What the task asks =
Copy out the data below verbatim.

-- Provided data follows --

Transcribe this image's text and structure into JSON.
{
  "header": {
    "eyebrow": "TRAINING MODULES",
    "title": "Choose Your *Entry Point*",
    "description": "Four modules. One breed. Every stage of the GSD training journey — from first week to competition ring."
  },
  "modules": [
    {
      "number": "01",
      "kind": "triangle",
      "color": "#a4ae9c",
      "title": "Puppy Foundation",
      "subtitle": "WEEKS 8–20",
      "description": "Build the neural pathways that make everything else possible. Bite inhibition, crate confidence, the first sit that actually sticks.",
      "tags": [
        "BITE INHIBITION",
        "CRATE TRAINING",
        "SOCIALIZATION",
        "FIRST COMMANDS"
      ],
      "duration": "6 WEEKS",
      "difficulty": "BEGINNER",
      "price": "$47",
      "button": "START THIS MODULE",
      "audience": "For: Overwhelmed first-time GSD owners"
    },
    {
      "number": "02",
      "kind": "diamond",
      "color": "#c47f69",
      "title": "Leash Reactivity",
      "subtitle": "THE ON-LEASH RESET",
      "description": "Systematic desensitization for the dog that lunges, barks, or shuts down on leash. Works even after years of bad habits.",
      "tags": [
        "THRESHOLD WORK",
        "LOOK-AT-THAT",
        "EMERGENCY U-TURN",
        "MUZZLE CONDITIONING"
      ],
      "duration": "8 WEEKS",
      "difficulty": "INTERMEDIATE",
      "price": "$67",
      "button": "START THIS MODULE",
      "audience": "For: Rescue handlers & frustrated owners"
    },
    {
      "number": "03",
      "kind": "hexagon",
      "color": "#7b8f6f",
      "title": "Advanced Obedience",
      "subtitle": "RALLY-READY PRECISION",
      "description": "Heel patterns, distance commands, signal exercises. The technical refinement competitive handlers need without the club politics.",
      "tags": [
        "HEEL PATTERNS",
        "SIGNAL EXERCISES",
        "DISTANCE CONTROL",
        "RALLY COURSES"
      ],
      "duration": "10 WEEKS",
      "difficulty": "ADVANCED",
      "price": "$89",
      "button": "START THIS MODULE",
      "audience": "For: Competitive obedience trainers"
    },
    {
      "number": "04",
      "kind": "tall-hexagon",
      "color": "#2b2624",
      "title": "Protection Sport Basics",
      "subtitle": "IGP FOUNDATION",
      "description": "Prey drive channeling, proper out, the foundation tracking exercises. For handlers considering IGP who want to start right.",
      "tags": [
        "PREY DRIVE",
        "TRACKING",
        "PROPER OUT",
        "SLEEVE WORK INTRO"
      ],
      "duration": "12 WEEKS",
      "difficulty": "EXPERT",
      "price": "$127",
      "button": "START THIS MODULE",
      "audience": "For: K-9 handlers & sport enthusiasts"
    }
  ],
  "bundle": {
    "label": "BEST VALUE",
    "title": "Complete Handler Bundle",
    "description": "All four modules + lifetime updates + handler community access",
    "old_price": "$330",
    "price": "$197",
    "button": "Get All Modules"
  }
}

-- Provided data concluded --

Completed task =
Transcribe this image's text and structure into JSON.
{
  "header": {
    "eyebrow": "TRAINING MODULES",
    "title": "Choose Your *Entry Point*",
    "description": "Four modules. One breed. Every stage of the GSD training journey — from first week to competition ring."
  },
  "modules": [
    {
      "number": "01",
      "kind": "triangle",
      "color": "#a4ae9c",
      "title": "Puppy Foundation",
      "subtitle": "WEEKS 8–20",
      "description": "Build the neural pathways that make everything else possible. Bite inhibition, crate confidence, the first sit that actually sticks.",
      "tags": [
        "BITE INHIBITION",
        "CRATE TRAINING",
        "SOCIALIZATION",
        "FIRST COMMANDS"
      ],
      "duration": "6 WEEKS",
      "difficulty": "BEGINNER",
      "price": "$47",
      "button": "START THIS MODULE",
      "audience": "For: Overwhelmed first-time GSD owners"
    },
    {
      "number": "02",
      "kind": "diamond",
      "color": "#c47f69",
      "title": "Leash Reactivity",
      "subtitle": "THE ON-LEASH RESET",
      "description": "Systematic desensitization for the dog that lunges, barks, or shuts down on leash. Works even after years of bad habits.",
      "tags": [
        "THRESHOLD WORK",
        "LOOK-AT-THAT",
        "EMERGENCY U-TURN",
        "MUZZLE CONDITIONING"
      ],
      "duration": "8 WEEKS",
      "difficulty": "INTERMEDIATE",
      "price": "$67",
      "button": "START THIS MODULE",
      "audience": "For: Rescue handlers & frustrated owners"
    },
    {
      "number": "03",
      "kind": "hexagon",
      "color": "#7b8f6f",
      "title": "Advanced Obedience",
      "subtitle": "RALLY-READY PRECISION",
      "description": "Heel patterns, distance commands, signal exercises. The technical refinement competitive handlers need without the club politics.",
      "tags": [
        "HEEL PATTERNS",
        "SIGNAL EXERCISES",
        "DISTANCE CONTROL",
        "RALLY COURSES"
      ],
      "duration": "10 WEEKS",
      "difficulty": "ADVANCED",
      "price": "$89",
      "button": "START THIS MODULE",
      "audience": "For: Competitive obedience trainers"
    },
    {
      "number": "04",
      "kind": "tall-hexagon",
      "color": "#2b2624",
      "title": "Protection Sport Basics",
      "subtitle": "IGP FOUNDATION",
      "description": "Prey drive channeling, proper out, the foundation tracking exercises. For handlers considering IGP who want to start right.",
      "tags": [
        "PREY DRIVE",
        "TRACKING",
        "PROPER OUT",
        "SLEEVE WORK INTRO"
      ],
      "duration": "12 WEEKS",
      "difficulty": "EXPERT",
      "price": "$127",
      "button": "START THIS MODULE",
      "audience": "For: K-9 handlers & sport enthusiasts"
    }
  ],
  "bundle": {
    "label": "BEST VALUE",
    "title": "Complete Handler Bundle",
    "description": "All four modules + lifetime updates + handler community access",
    "old_price": "$330",
    "price": "$197",
    "button": "Get All Modules"
  }
}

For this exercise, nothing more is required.